3.The falling snow / heaven or deathpeople will achieve in the end of life. “… the snow falling faintly through the universe and faintly fallinglike the descent of their last end, upon all the living and the dead." (P.2268 the last par.)

symbols of the dead3
Symbols of “The Dead”
  • Correlation between the nature motifs & death symbolism

(special style)

  • Snow, wind, or cold air play a significant role as a symbolic device relating to death.
works cited
Works Cited
  • Commentary James Joyce’s "The Dead" 29 Oct. 2005 <http://www.msu.edu/~weissjo1/310dComm2.html>
  • Dubliners Summary and Analysis at Owleyes. 29 Oct 2005

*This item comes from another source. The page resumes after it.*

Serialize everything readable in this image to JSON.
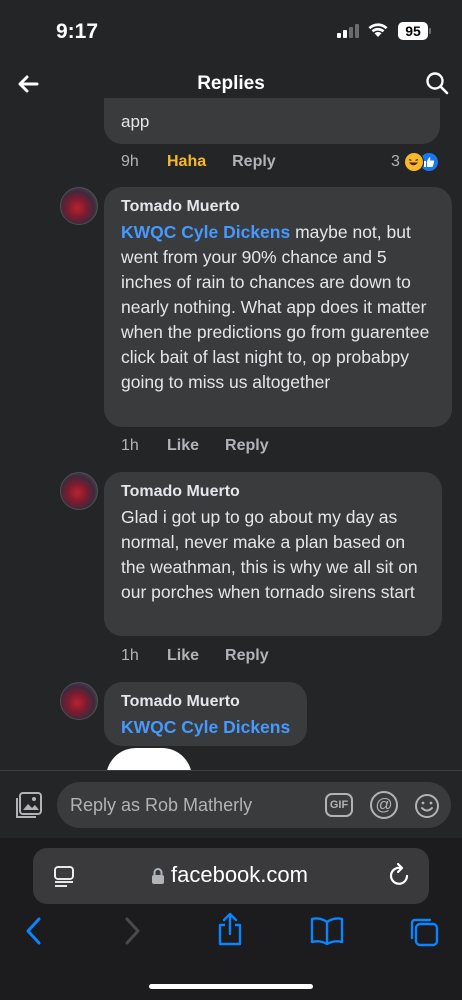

  • Dubliners by James Joyce. 29 Oct. 2005


  • FJU English Department Literary Criticism Databank. 29 Oct 2005 <http://www.eng.fju.edu.tw/Literary_Criticism/psychoanalysis/eg_3.htm>.
  • Gray, Wallace. Notes for James Joyce's "The Dead”. 29 Oct. 2005 <http://www.mendele.com/WWD/WWDdead.notes.html>
works cited1
Works Cited
  • Guide for "The Dead" (1914) by James Joyce (1882-1941). 28 Oct. 2005 <http://www.lingo.ntnu.no/englitt/GDe.htm>
  • James Joyce. The Modern Word. 29 Oct 2005


  • Joyce, James. “The Dead.” Abrams, M. A. The Norton Anthology of English Literature. 7th ed. Vol. 2. New York: Norton, 2000. 2240-68.
  • Lucking, David. Distant Music Symbolic Polarization in Joyce’s “The Dead”. 2001. 29 Oct. 2005 <http://www.lucking.net/docs/lucking_music.htm>
  • Mello, Patrick. Death Symbolism in James Joyce's "The Dead“ 2004. 29Oct. 2005